▼

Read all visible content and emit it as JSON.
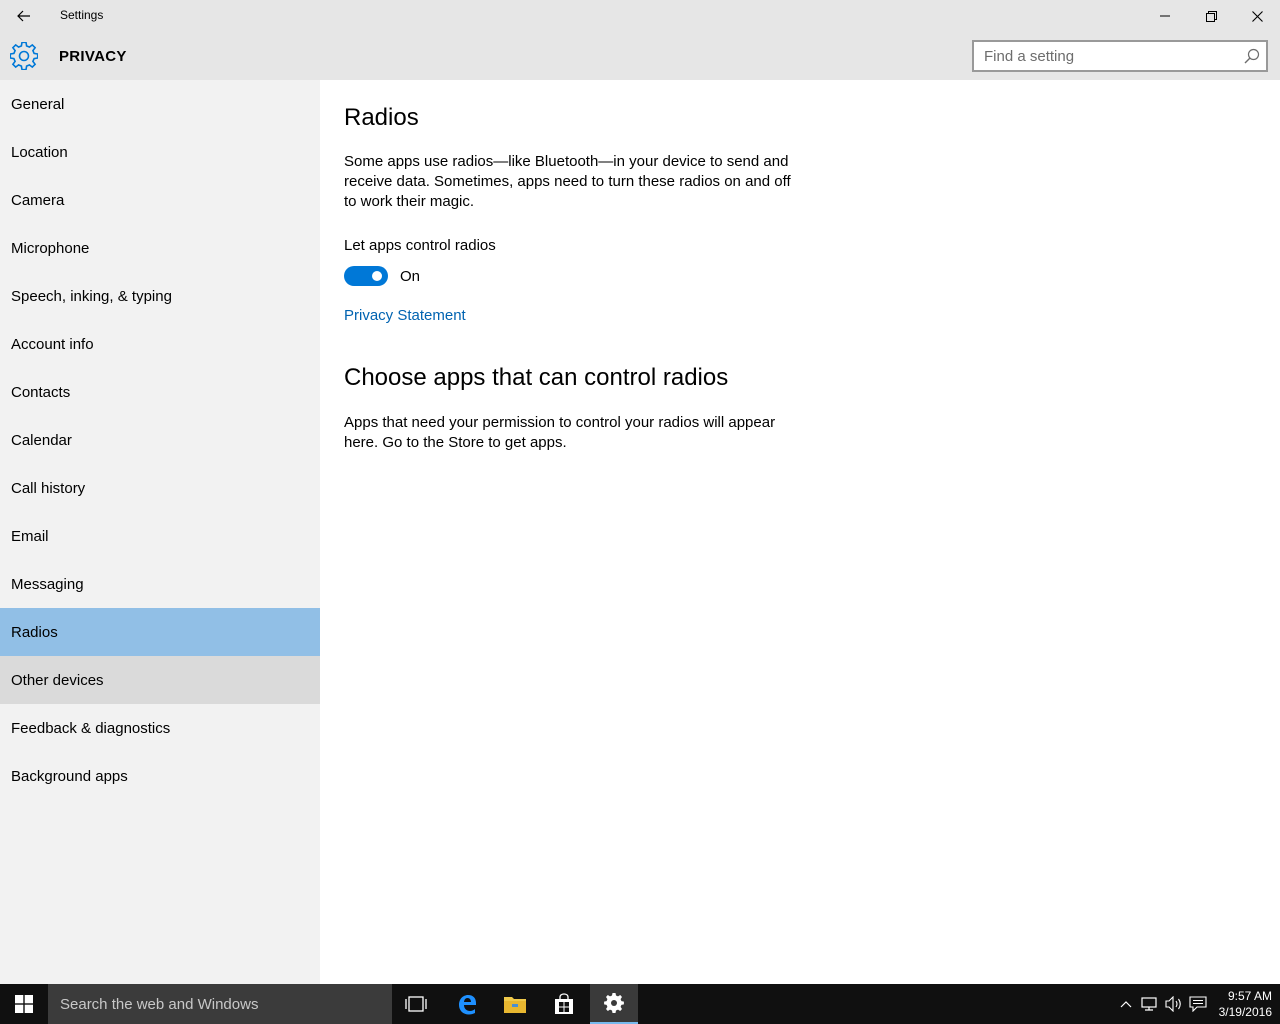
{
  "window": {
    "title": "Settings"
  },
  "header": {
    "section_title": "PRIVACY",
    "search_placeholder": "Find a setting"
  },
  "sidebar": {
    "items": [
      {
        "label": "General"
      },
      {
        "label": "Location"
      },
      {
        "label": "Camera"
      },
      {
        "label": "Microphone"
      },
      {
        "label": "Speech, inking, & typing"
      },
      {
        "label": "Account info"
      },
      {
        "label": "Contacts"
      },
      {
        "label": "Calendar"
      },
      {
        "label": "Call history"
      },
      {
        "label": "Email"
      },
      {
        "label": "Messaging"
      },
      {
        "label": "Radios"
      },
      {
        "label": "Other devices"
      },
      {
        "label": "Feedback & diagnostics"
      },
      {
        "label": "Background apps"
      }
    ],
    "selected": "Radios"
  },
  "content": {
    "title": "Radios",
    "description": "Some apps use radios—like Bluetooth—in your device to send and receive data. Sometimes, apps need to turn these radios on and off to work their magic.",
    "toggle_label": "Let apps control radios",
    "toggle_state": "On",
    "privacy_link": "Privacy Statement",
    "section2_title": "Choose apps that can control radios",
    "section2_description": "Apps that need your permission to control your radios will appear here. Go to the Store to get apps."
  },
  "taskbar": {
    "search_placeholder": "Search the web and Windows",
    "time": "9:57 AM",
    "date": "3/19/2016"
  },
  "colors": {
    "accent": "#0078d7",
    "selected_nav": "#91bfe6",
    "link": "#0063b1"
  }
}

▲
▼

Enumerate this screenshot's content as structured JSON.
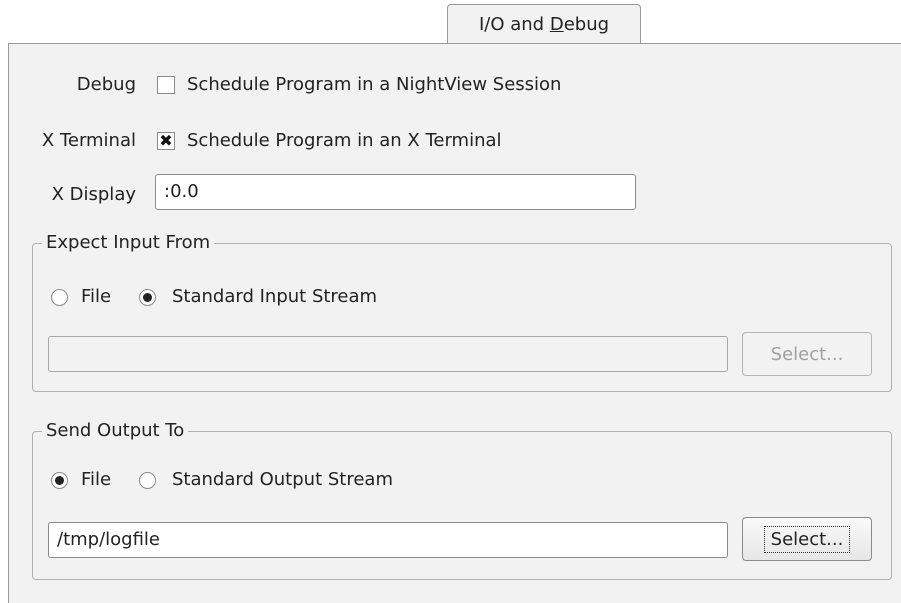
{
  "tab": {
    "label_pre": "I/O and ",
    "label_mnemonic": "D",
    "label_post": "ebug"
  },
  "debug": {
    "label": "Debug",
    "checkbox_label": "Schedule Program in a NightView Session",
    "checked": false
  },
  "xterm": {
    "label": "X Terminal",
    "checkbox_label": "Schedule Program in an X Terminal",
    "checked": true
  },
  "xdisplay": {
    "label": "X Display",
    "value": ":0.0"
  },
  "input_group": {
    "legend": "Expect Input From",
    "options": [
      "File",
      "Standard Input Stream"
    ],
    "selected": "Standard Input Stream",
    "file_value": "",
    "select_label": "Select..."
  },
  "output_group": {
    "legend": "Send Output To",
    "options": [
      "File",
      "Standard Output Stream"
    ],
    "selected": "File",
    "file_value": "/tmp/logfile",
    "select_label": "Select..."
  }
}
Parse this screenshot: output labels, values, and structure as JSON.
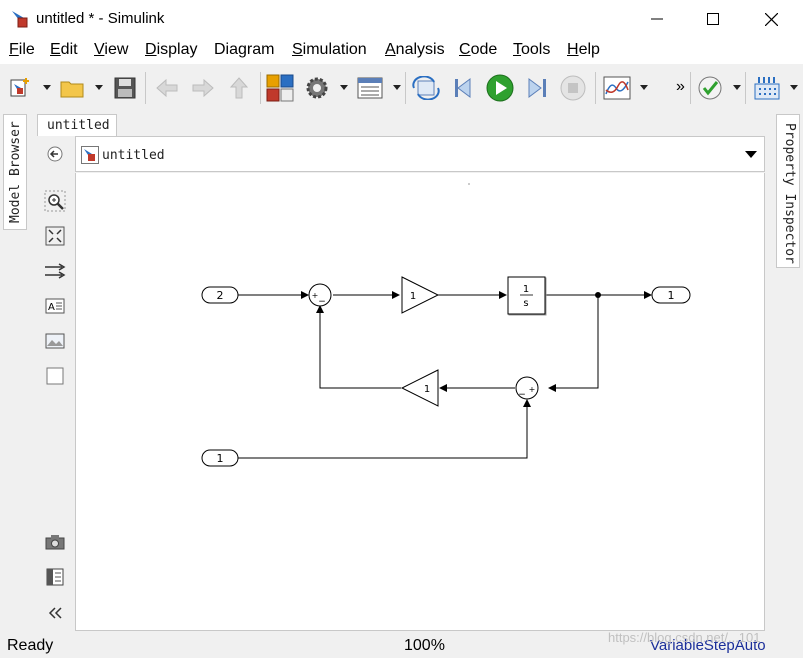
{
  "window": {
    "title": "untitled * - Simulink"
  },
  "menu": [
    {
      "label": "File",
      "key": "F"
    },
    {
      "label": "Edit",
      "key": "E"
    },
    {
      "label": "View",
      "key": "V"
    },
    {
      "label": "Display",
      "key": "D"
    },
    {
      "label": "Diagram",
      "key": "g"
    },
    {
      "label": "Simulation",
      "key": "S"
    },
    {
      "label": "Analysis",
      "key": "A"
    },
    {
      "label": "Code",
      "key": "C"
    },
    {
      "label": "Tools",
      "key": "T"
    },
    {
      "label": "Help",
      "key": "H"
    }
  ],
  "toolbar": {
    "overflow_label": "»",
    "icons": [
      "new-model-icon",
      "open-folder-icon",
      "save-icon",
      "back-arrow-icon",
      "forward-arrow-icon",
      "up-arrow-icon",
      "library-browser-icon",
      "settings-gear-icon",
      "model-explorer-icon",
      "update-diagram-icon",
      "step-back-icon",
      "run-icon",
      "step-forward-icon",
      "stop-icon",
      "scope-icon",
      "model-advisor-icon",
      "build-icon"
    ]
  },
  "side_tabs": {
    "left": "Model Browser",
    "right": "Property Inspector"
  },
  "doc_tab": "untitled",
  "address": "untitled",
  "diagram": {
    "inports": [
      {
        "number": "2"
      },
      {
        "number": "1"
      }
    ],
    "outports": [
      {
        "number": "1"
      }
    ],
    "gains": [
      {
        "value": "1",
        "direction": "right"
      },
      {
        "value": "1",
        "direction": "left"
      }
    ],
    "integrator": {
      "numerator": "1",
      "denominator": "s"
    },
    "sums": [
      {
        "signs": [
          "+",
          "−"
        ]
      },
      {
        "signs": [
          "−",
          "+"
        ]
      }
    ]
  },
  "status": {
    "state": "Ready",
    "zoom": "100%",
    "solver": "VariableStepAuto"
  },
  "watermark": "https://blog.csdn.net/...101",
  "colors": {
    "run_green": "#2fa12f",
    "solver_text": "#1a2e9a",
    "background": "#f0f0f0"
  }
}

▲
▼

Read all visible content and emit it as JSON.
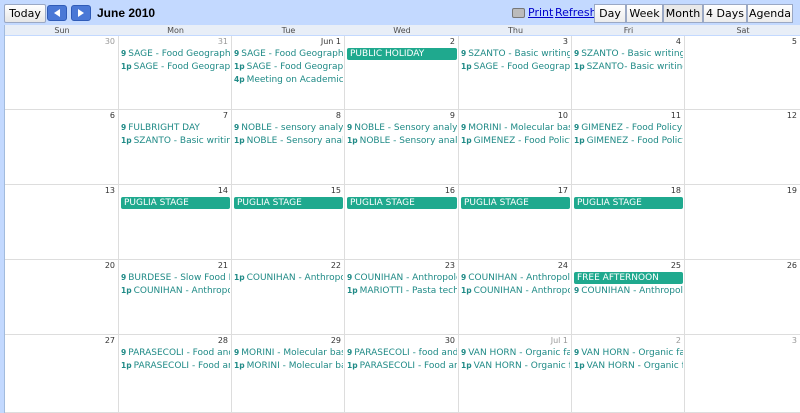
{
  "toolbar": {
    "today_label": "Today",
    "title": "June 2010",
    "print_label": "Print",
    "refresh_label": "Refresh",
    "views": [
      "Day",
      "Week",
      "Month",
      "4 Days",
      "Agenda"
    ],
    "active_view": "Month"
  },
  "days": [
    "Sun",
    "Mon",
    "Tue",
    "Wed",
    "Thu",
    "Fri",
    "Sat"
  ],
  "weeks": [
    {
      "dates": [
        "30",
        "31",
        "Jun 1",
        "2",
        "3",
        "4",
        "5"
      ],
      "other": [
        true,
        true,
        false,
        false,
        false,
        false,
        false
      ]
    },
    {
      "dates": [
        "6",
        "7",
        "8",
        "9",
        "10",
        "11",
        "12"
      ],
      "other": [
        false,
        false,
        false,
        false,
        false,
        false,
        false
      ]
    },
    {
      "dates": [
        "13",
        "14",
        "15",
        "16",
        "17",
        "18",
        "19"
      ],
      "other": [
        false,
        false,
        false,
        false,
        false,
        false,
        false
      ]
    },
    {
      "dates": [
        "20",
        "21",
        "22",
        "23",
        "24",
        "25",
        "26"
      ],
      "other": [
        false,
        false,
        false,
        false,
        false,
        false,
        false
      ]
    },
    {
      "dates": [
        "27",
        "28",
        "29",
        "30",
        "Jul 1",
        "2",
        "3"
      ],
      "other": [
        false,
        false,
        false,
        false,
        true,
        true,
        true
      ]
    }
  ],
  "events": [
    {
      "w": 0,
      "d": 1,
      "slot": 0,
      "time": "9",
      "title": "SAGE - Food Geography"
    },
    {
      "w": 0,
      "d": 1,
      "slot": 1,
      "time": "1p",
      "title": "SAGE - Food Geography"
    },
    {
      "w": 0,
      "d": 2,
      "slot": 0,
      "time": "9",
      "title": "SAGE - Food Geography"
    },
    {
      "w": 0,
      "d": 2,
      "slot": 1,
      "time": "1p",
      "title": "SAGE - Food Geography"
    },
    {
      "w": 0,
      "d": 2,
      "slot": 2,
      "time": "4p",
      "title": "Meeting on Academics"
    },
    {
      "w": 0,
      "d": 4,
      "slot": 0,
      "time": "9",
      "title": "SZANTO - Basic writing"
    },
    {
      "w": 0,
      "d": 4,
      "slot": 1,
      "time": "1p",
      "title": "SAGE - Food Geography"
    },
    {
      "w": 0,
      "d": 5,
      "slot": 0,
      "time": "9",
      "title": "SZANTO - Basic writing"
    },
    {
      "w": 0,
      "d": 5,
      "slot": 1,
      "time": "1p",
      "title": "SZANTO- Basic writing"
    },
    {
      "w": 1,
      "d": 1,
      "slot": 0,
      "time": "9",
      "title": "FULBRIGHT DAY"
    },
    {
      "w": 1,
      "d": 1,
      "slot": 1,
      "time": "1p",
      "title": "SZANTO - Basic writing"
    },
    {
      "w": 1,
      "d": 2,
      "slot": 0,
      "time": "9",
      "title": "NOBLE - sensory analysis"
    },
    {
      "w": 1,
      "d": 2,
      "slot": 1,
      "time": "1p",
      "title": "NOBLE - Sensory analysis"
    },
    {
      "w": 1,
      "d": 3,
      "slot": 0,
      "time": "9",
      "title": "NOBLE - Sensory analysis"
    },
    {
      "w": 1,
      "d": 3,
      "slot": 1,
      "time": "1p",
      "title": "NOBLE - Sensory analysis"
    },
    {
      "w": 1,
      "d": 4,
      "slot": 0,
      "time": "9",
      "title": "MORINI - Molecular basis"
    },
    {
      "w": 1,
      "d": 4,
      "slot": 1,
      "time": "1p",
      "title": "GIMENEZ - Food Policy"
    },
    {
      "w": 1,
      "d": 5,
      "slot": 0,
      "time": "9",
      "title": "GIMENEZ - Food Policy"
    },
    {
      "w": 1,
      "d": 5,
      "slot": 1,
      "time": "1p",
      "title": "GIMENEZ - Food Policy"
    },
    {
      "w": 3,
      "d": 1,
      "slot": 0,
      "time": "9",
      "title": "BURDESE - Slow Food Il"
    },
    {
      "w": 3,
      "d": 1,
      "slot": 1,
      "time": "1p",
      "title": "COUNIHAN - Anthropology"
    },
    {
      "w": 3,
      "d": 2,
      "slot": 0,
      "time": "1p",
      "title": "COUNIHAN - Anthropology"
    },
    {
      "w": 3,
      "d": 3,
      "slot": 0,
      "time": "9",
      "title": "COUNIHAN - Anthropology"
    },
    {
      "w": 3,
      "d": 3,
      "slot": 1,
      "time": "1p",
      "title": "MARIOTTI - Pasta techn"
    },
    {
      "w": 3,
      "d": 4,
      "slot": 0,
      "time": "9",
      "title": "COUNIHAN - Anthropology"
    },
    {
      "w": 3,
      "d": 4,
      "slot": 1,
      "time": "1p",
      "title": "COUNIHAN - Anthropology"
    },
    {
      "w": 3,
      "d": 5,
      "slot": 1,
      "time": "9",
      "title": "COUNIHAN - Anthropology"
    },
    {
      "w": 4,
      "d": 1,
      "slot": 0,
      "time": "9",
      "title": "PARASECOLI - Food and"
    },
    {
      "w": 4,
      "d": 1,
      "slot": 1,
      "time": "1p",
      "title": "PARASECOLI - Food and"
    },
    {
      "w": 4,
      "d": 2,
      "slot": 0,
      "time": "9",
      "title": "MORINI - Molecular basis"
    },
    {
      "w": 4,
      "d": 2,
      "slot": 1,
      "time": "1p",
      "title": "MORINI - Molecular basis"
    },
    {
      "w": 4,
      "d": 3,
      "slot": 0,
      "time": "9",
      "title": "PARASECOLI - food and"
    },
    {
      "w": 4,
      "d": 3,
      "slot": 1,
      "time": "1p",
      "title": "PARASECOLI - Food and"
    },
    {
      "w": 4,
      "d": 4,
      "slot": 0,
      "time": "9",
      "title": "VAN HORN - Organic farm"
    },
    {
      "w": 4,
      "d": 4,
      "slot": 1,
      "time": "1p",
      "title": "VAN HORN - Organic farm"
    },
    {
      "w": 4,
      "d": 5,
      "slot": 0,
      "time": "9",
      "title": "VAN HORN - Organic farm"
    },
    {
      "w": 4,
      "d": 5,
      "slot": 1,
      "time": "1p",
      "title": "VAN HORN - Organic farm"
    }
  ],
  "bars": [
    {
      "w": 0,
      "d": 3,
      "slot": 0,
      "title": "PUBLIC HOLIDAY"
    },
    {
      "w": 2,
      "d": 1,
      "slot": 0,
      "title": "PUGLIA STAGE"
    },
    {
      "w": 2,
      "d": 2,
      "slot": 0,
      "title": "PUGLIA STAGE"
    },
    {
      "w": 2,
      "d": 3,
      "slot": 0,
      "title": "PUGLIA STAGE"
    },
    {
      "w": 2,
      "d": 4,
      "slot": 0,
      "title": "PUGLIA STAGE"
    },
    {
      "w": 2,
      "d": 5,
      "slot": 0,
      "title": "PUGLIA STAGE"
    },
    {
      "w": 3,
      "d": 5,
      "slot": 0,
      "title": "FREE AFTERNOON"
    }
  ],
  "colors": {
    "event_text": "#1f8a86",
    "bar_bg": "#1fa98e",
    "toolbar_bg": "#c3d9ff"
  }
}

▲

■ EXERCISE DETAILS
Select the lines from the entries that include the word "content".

■ RESPONSE FOR THIS EXERCISE
Read all visible content and emit it as JSON.
  "content": {
Enumerate this screenshot's content as structured JSON.
Read all visible content and emit it as JSON.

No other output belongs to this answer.